29. Table Talk with C and C says:

Just what I needed!! Thank you!!

30. Nikki Bolling says:

Thank you so much! This will be perfect for my first graders!

31. Anonymous says:

oooooo, can’t wait to use this! love it. thanks for sharing clever lady!

32. Kelly says:

I love this idea, I think it will help my 9 year to better grasp the idea of how skip counting can be so helpful in mental math.

33. Debbie Neptune says:

Thank you for this freebie! It will come in handy for all ability levels in my classroom!

34. Laureen Fontaine says:

Thank you! I have some mathemagicians in my first grade class who are going to love this!

35. candace says:

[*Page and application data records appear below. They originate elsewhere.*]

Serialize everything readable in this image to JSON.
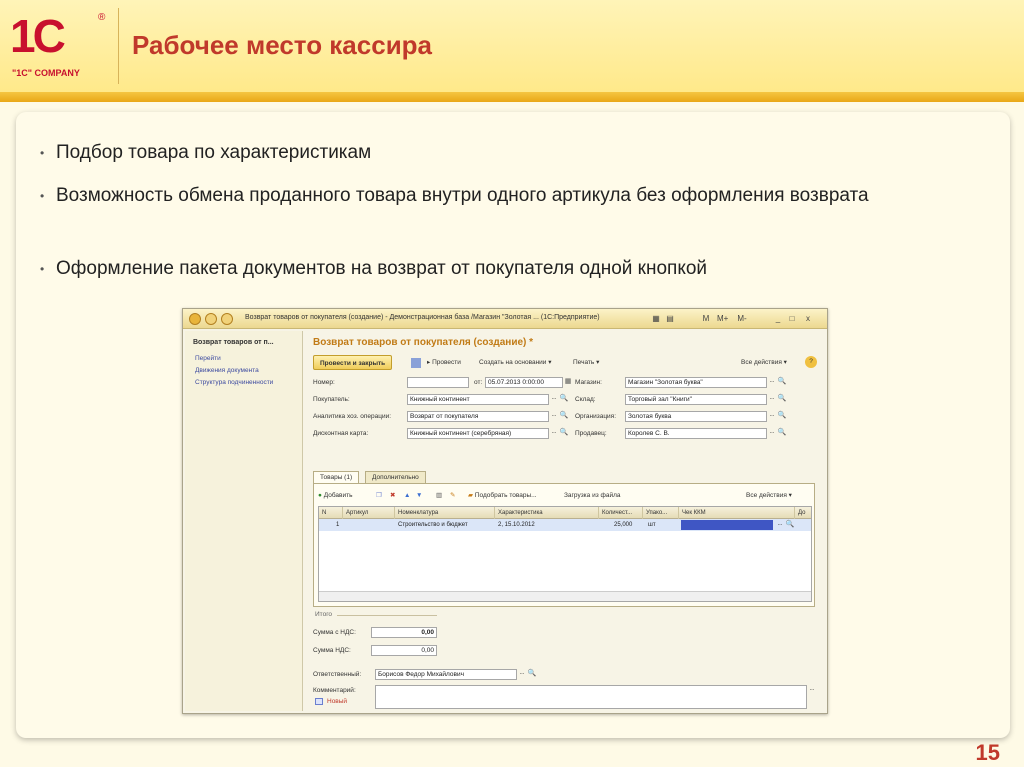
{
  "logo": {
    "mark": "1С",
    "reg": "®",
    "text": "\"1C\" COMPANY"
  },
  "slide_title": "Рабочее место кассира",
  "bullets": [
    "Подбор товара по характеристикам",
    "Возможность обмена проданного товара внутри одного артикула без оформления возврата",
    "Оформление пакета документов на возврат от покупателя одной кнопкой"
  ],
  "page_number": "15",
  "window": {
    "title": "Возврат товаров от покупателя (создание) - Демонстрационная база /Магазин \"Золотая ...   (1С:Предприятие)",
    "title_icons": [
      "M",
      "M+",
      "M-",
      "_",
      "□",
      "x"
    ],
    "nav": {
      "title": "Возврат товаров от п...",
      "items": [
        "Перейти",
        "Движения документа",
        "Структура подчиненности"
      ]
    },
    "doc_title": "Возврат товаров от покупателя (создание) *",
    "commands": {
      "post_close": "Провести и закрыть",
      "post": "Провести",
      "create_based": "Создать на основании ▾",
      "print": "Печать ▾",
      "all_actions": "Все действия ▾"
    },
    "form": {
      "number_label": "Номер:",
      "number_value": "",
      "from_label": "от:",
      "date_value": "05.07.2013  0:00:00",
      "store_label": "Магазин:",
      "store_value": "Магазин \"Золотая буква\"",
      "customer_label": "Покупатель:",
      "customer_value": "Книжный континент",
      "warehouse_label": "Склад:",
      "warehouse_value": "Торговый зал \"Книги\"",
      "analytics_label": "Аналитика хоз. операции:",
      "analytics_value": "Возврат от покупателя",
      "org_label": "Организация:",
      "org_value": "Золотая буква",
      "card_label": "Дисконтная карта:",
      "card_value": "Книжный континент (серебряная)",
      "seller_label": "Продавец:",
      "seller_value": "Королев С. В."
    },
    "tabs": [
      "Товары (1)",
      "Дополнительно"
    ],
    "grid_tools": {
      "add": "Добавить",
      "pick": "Подобрать товары...",
      "load": "Загрузка из файла",
      "all_actions": "Все действия ▾"
    },
    "grid": {
      "columns": [
        "N",
        "Артикул",
        "Номенклатура",
        "Характеристика",
        "Количест...",
        "Упако...",
        "Чек ККМ",
        "До"
      ],
      "rows": [
        [
          "1",
          "",
          "Строительство и бюджет",
          "2, 15.10.2012",
          "25,000",
          "шт",
          "",
          ""
        ]
      ]
    },
    "totals": {
      "title": "Итого",
      "sum_vat_label": "Сумма с НДС:",
      "sum_vat_value": "0,00",
      "vat_label": "Сумма НДС:",
      "vat_value": "0,00"
    },
    "responsible_label": "Ответственный:",
    "responsible_value": "Борисов Федор Михайлович",
    "comment_label": "Комментарий:",
    "comment_value": "",
    "status_note": "Новый"
  }
}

I would like to thank you for this great resource. It had helped my students to become more efficient in their math skills. The sheet is helpful because of the setup of the sheet. Students can see what they are doing on one page.

36. Bonnie says:

I love this! I was doing a Google search & this was exactly what I wanted. Thanks!!!

37. Courtney Dow says:

I love this! Thank you for taking the time to make this!

38. NEERJA KUMRA says:

This is a wonderful resource! Thank you for sharing it with us.

39. Nancy says:

Love this resource! I know it’s been a few years, but would you be able to make the same thing for subtraction? Or make a sheet with no equation on the top so it could be used for either addition or subtraction? Thanks so much for sharing your awesome resources with us!

40. Alana says:

I love this worksheet! My kids really liked the strategy as they have a 100 chart right on their desk. I am looking for some subtraction worksheets with the same strategy do you have any?

1. Donna Boucher says:

I don’t have any subtraction sheets, but you could use the same strategy using the little 100 charts.

41. Catherine Kassel says:

I would love to see a subtraction resource like this as well. This is perfect for my second graders!